“The NFL is a pretty small fraternity, and I heard nothing but positives about Coach Zimmer. Tremendous football coach, great man, obviously showed he was a great leader. I mean, things are always going to happen—it’s not if a crisis hits a team; it’s when. […] He had a rookie quarterback, a franchise player suspended for 15 games, multiple injuries—but to guide the team to where he did—that just speaks to his leadership and ability to coach.”

Zimmer sets himself apart as a leader, and Birk feels confident that the coach’s style will also work to set the Vikings apart on the field. Zimmer goes beyond sideline play calling and coordinating; he invests in his roster.

“[Zimmer] not only motivates his players, but when you’re playing for a coach and you know your coach is smart, when you know your coach is going to put you in good situations, situations to succeed—you go far to play for a guy like that.”

With a players’ coach like Zimmer at the helm, the Vikings can also be optimistic about new additions over the offseason. Bringing in new rookies often proves unpredictable for any team; signing a player is one thing—developing and improving that player at the professional level is another. But Birk emphasized Zimmer’s ability to do just that.

“Zimmer knows how to coach guys, and develop them, and make them better. That’s what’s exciting.”

The 2015 Draft will certainly be important for Minnesota. If anyone understands the impact that even later-round draft picks can have for a team, it’s Birk. After all, the All-Pro center himself was not drafted until the sixth round—and yet went on to be one of the top offensive linemen in the NFL. He explained that one of the biggest factors when drafting is how well those players will transition from college to the pros.

“[General Manager] Rick Spielman does a great job of evaluating talent, and when you have a coach and coaching staff who can develop the talent—that’s what you need.

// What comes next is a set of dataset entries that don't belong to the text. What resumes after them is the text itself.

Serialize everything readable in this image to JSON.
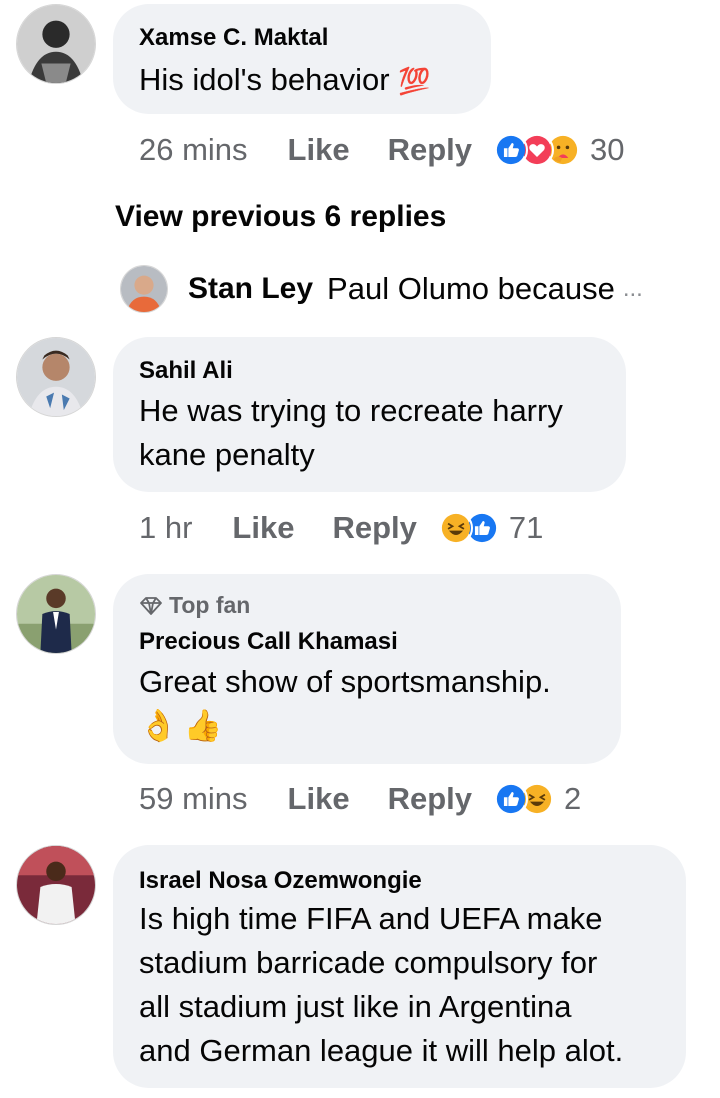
{
  "comments": [
    {
      "author": "Xamse C. Maktal",
      "text": "His idol's behavior",
      "emoji": "💯",
      "time": "26 mins",
      "like_label": "Like",
      "reply_label": "Reply",
      "reactions": [
        "like-icon",
        "love-icon",
        "care-icon"
      ],
      "reaction_count": "30"
    },
    {
      "author": "Sahil Ali",
      "text_lines": [
        "He was trying to recreate harry",
        "kane penalty"
      ],
      "time": "1 hr",
      "like_label": "Like",
      "reply_label": "Reply",
      "reactions": [
        "haha-icon",
        "like-icon"
      ],
      "reaction_count": "71"
    },
    {
      "badge": "Top fan",
      "author": "Precious Call Khamasi",
      "text": "Great show of sportsmanship.",
      "emoji_line": "👌👍",
      "time": "59 mins",
      "like_label": "Like",
      "reply_label": "Reply",
      "reactions": [
        "like-icon",
        "haha-icon"
      ],
      "reaction_count": "2"
    },
    {
      "author": "Israel Nosa Ozemwongie",
      "text_lines": [
        "Is high time FIFA and UEFA make",
        "stadium barricade compulsory for",
        "all stadium just like in Argentina",
        "and German league it will help alot."
      ]
    }
  ],
  "view_previous": "View previous 6 replies",
  "reply_preview": {
    "author": "Stan Ley",
    "text": "Paul Olumo because",
    "ellipsis": "..."
  },
  "colors": {
    "bubble": "#f0f2f5",
    "meta": "#65676b",
    "like_blue": "#1877f2",
    "love_red": "#f33e58",
    "haha_yellow": "#f7b125"
  }
}
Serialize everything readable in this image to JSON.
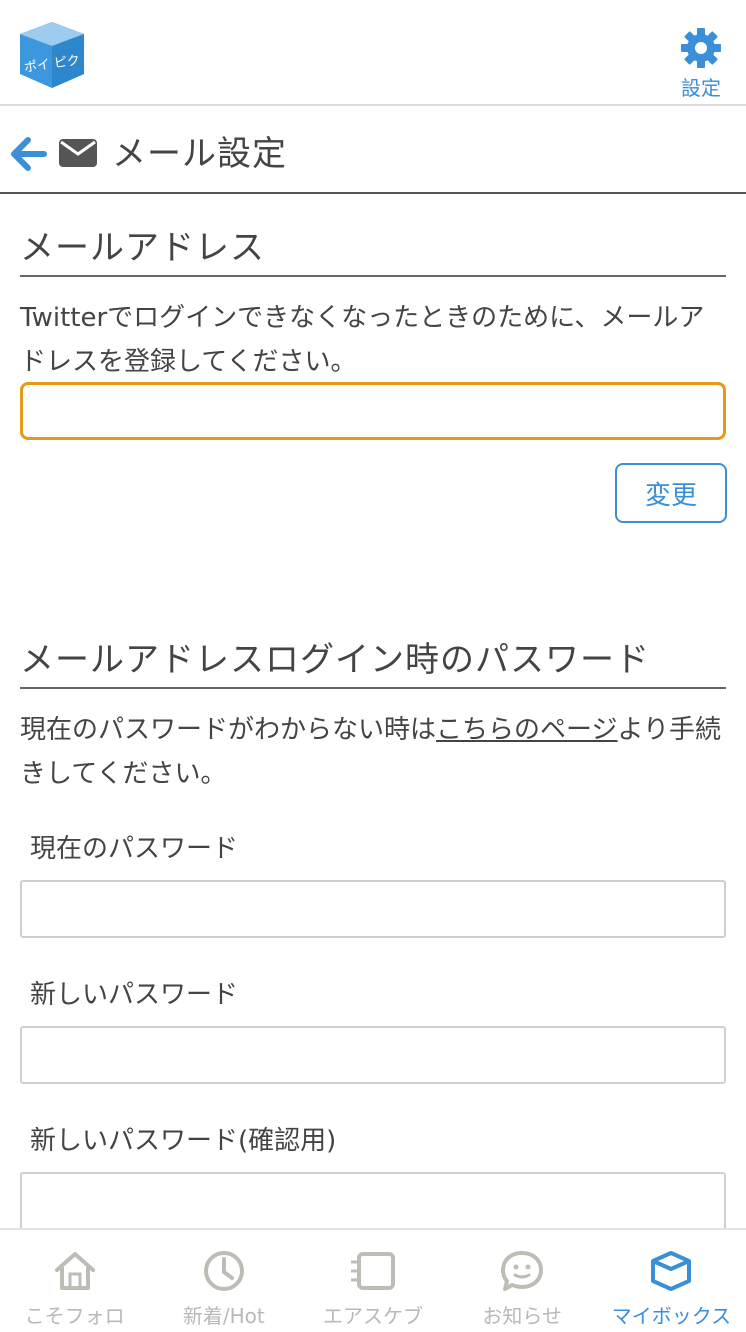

Nobody is good enough out of college to play in the NFL and really make a lasting impact.”

That being said, who should his former team grab at No. 11 for the 2015 NFL Draft? According to Birk, it’s a bit early to predict—a lot of offseason moves could occur before April 30—but there are definite factors to consider.

“My feeling is that [the Vikings] probably have enough talent at receiver, tight end and running back,” he expressed. Birk paused for a moment, then identified Minnesota’s three biggest needs going into next season: “Offensive lineman, linebacker, and defensive back.” He adds, laughing, “There you go. I just put on my Mel Kiper hat for you.”

While he may not be an ESPN draft analyst, spend just a few minutes chatting with Matt Birk, and you can’t help but feel excitement surrounding Minnesota’s franchise and everything to come leading up to another year, another chance.

“The future is bright for us Vikings fans,” Birk promised. “Brighter than it’s been in a while.”